Many celebrities have stories about unfortunate side effects from smoking marijuana. Jennifer Lawrence says that at Ellen DeGeneres' 60th birthday bash: "I entered a different universe. Security is grabbing me because what I hadn't realized is I am grabbing this woman by the shoulders, shaking her, screaming."
And Kirsten Dunst says that while filming "Woodshock" the crew substituted real weed for stage weed: "I was a total mess."
Those are party-pot problems, but even people prescribed medical marijuana for pain management, to ease glaucoma, or to soothe nausea associated with chemotherapy are at risk for significant negative side effects.
Marijuana can have serious interactions with more than 20 different drugs, and moderate interactions with almost 300, according to RxList.com.
It can also trigger anxiety and paranoia, as reported by study published in the Journal of Cannabis Research. Scientists at the University of Washington discovered that more than half of 1,500 students surveyed had experienced anxiety and/or paranoia while using cannabis. Coughing fits, chest/lung discomfort, and body humming affected a subset of students 30% to 40% of the time.
But short-term repercussions aren't the only newly discovered side effects.
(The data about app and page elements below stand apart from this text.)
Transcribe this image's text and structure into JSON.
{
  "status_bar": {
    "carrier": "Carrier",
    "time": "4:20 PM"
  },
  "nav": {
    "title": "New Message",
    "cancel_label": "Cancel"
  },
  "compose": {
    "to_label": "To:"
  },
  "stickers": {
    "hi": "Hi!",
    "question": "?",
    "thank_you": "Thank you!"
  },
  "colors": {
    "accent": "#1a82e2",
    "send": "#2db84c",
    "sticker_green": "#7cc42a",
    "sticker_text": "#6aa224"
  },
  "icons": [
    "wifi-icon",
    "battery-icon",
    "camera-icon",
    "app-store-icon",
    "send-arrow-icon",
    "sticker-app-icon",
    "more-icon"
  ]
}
Lab-based research shows that THC (marijuana's psychoactive ingredient) keeps fertilized eggs from maturing by interfering with gene expression.
And yes, smoking pot does increase the risk of serious infection with COVID-19.
If you experience pot's negative side effects or are trying to get pregnant or just stay healthy, talk to your doctor about using Food and Drug Administration-approved medications for glaucoma and chemo nausea, or alternative treatments such as meditation, massage, and acupuncture for chronic pain.